Standing outside a Montgomery County military base where chemicals from firefighting foam has contaminated public drinking water, two local congressmen made a bipartisan appeal Monday for stricter drinking-water regulations. "Residents are understandably concerned these chemicals are to blame for their health concerns," said Rep. Brendan Boyle (D., Pa.). Boyle traveled Monday to Naval Air Station Willow Grove with Republican Rep. Patrick Meehan to apply public pressure to the Environmental Protection Agency to finalize new standards for safe levels of chemicals in drinking water.
April 9, 2016
New Jersey legislators are trying to correct an oversight in the state's environmental laws, which do not require schools to regularly test their water for lead. Unacceptable levels of lead have been found in the water at 30 of Newark's 67 public schools, which have shut down their water fountains. The discovery raises questions about water quality in schools around the state. A bill sponsored by Senate President Stephen Sweeney (D., Gloucester) and Sens.
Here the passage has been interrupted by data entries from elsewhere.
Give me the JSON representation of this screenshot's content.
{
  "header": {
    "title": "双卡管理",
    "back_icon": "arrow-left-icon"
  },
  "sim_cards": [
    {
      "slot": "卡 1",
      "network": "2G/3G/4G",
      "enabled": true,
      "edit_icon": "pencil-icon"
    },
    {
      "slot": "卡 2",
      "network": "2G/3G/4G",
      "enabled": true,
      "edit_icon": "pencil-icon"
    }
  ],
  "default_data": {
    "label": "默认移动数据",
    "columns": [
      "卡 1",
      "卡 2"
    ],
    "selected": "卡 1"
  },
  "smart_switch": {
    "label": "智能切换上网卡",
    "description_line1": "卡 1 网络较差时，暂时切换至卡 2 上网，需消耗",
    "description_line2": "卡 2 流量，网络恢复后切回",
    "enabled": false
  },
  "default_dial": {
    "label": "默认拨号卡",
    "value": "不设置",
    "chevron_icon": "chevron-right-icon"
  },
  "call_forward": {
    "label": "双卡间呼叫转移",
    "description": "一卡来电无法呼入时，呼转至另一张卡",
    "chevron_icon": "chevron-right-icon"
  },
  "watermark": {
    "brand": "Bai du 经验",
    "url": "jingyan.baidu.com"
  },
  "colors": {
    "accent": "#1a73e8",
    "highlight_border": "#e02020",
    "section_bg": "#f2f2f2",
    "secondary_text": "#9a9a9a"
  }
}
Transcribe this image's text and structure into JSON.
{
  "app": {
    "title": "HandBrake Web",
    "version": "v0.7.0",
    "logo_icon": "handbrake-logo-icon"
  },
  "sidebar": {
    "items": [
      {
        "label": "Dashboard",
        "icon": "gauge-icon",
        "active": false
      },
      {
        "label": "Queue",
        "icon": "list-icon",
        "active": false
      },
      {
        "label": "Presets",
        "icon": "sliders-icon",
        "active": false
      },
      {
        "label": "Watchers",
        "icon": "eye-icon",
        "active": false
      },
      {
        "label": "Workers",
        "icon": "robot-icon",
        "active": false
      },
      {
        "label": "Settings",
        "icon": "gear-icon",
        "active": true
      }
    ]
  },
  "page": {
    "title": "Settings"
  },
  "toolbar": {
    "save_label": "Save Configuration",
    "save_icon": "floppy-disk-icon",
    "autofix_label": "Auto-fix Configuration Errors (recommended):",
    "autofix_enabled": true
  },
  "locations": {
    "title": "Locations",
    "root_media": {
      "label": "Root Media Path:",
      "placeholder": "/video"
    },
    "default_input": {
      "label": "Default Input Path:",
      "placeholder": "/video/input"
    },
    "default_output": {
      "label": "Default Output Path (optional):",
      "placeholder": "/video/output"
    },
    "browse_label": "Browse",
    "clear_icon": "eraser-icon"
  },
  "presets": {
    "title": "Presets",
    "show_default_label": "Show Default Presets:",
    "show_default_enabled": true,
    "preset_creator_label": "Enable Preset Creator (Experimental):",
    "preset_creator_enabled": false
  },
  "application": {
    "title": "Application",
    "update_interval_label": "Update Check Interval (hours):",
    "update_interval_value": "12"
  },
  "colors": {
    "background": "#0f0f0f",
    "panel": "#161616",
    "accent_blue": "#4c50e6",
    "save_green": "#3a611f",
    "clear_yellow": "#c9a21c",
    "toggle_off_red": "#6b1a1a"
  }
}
Ron Rice and Teresa Ruiz (both D., Essex)
April 9, 2016 |
Cabot Oil & Gas Corp. on Thursday asked a federal magistrate to set aside a Scranton jury verdict last month that awarded two Dimock, Pa., families $4.24 million for their claims that Cabot's shale-gas operations contaminated their drinking water. The gas driller alleged that misconduct by the families' attorney, Leslie Lewis, tainted the jury, and that the testimony of two neighbors who had earlier signed settlements and non-disclosure agreements with Cabot should not have been permitted.
April 4, 2016
ISSUE | CLIMATE CHANGE No time to wait It is important that we take seriously the predictions of sea-level rise cited in last week's edition of the journal Nature ("Alarm on sea level rises to new heights," Thursday). The study illustrates that climate disruption can have a greater impact in a shorter time frame than had been projected: Oceans could rise by more than 6 feet by the end of the century if high levels of greenhouse-gas emissions continue. Many researchers have cautioned that conditions in the Mid-Atlantic region are likely to be worse than the global average.
March 30, 2016 |
Gov. Christie has described the levels of lead found in Newark public school water as "nowhere near crisis. " But the revelations have renewed public interest - and lawmaker calls for action - in a long-standing problem that affects children across the state. The full scope of the problem in New Jersey, however, is difficult to ascertain: There are 2,500 public schools, and the state doesn't know how many, or which, test their water for lead; it doesn't inspect certain rental homes for the contaminant; and the state has a higher threshold for triggering public health action than the federal government recommends.
March 23, 2016 |
As the water crisis in Flint, Mich., stokes concerns about lead in drinking supplies nationwide, water officials in Philadelphia wanted to make something clear Monday: Philly is not Flint. Lead is rarely found in drinking water here, officials said at an investigatory hearing of City Council. In cases where children were found to have lead exposure, drinking water was not the culprit, officials said. But Council members still pressed water and health officials to do more to address the estimated 50,000 homes that are connected to city water mains by lead pipes, saying even trace amounts of lead are too much.